26 July 2012


I often think that writing is a bit like painting a picture except you’re using words.  For instance, a painter engages the viewer with the subject of the painting, the colours, style and the medium in which it’s painted.  And apart from the visual aspects there are the emotional ones too, bringing enjoyment and awakening memories perhaps.  No doubt the painter seeks not only to have the viewer look at the painting but to see what the painter is trying to convey.

Similarly, writers strive to engage their readers, taking them on a journey into the world they create; using their words skilfully like a painter uses brushes.

To create this world you need engaging characters, settings in which your story is told, structure, the building blocks, plot, a sequence of events, theme, the message it sends to the reader, and conflict that creates the action.  But this alone is not enough.  Other ingredients are needed to make this world real.  They include the five senses - smell, taste, sound, touch, sight, as well as showing  rather than telling your story.

Today we’re going to talk about creating engaging characters.

Cardboard characters v Three dimensional characters
If you only describe your characters physical attributes, ie, their looks, idiosyncrasies, likes and dislikes, they’ll appear flat and lifeless to your readers.

To bring your characters to life you have also to reveal their emotional and psychological sides in the course of telling your story.  For example, their thinking processes, why they react as they do in certain situations, etc.

It might be something external to your main character.  For example, in my Fitzjohn mystery series this external force comes in the form of Fitzjohn’s nemesis, Chief Superintendent Grieg.  At the same time, there are internal forces at work concerning Fitzjohn.  The death of his wife, Edith.  And we can’t forget Edith's legacy, a greenhouse full of orchids, and the murder case Fitzjohn is investigating.  All these elements help to create a three dimensional character that readers can relate to and care about.

And this leads us to your characters back stories.  What are their pasts?

All the above helps to create characters that your readers will care about or loathe depending on whether it is your protagonist or your villain.  They will appear as real to your readers as they are to you as the writer.


  1. Backstory is often neglected. I like to bring it out naturally in dialogue at times. Films use this method. That is why some of the dialogue sounds unnatural to the savvy listener.

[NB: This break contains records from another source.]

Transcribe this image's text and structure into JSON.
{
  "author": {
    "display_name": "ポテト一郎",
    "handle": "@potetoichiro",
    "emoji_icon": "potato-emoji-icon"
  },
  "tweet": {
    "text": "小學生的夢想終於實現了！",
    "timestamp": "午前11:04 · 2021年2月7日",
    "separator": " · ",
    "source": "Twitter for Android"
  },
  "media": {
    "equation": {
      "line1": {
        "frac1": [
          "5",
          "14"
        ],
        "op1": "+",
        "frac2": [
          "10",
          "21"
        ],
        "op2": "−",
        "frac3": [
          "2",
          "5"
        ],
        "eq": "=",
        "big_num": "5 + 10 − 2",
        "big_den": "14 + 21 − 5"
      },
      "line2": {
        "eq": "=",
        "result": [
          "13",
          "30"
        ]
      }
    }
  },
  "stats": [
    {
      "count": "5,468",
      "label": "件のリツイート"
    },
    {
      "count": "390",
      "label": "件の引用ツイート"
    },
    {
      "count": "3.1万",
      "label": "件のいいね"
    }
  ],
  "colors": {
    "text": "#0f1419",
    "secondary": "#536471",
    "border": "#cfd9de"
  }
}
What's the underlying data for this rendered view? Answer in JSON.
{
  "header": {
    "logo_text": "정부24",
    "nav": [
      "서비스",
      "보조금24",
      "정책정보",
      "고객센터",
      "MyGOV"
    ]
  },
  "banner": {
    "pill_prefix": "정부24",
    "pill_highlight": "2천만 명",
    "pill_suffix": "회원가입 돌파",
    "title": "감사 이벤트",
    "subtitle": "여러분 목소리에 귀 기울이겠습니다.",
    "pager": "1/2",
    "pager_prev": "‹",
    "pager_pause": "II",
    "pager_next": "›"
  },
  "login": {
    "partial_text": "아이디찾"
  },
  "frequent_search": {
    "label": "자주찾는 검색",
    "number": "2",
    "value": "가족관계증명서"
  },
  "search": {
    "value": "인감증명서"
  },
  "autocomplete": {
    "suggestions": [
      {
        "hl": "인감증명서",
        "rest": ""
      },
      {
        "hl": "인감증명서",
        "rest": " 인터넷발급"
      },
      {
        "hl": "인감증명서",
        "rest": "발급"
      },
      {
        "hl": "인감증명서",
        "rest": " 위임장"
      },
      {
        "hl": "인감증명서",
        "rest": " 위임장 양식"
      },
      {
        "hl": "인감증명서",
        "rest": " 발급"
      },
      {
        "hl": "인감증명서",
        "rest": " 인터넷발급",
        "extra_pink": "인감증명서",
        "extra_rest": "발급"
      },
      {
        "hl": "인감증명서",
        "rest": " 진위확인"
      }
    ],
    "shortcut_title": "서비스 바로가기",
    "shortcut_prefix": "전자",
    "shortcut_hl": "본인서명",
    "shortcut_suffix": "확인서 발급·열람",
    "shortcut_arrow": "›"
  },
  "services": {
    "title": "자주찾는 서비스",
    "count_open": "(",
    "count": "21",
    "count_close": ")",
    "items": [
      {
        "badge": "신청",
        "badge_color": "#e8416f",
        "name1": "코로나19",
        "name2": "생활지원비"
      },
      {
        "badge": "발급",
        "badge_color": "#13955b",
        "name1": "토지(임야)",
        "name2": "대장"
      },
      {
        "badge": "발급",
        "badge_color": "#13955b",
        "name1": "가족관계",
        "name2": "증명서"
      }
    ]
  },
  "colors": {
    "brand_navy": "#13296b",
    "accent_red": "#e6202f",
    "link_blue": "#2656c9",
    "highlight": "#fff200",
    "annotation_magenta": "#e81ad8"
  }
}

    This was a succinct post and good advice for writers. Thanks for the post.

    By the way, I am running a Blog Fest Aug. 10-12 called the Dog Days of Summer. I'd love to see you there.


    1. Lovely to hear from you, Jeremy, and think you for your kind words. I agree, backstory is often neglected. I too like to bring it out as the book progresses to avoid large chunks of information dumping.
      And thank you for inviting me to the Blog Fest. I'll check it out.

  2. Great advice Jill! Comparing painting to writing is interesting because both an artist and a writer have to create interesting interwoven colors and characters that evoke emotion if they are going to appeal to viewers and readers.

    Haveing read and enjoyed both of your books, I know that you have the unique ability to do this with your characters.

  3. As an artist I'm glad you can relate to this post, Anna. I think we both strive for the same thing. Creating something for viewers and readers.

  4. Excellent post with some great advice. I love to create the backstory of each of my characters before I write (and I add to it as I work). Some of the information never comes up- but other pieces sneak their way in to the story. Thanks so much for sharing.


  5. Thanks for commenting Jess. Yes, I think creating back story for each of your characters is important indeed. And as you say, it may never be used but it needs to be there regardless. it's also a lot of fun. Some of my characters live in the most magnificent homes along the shores of Sydney Harbour.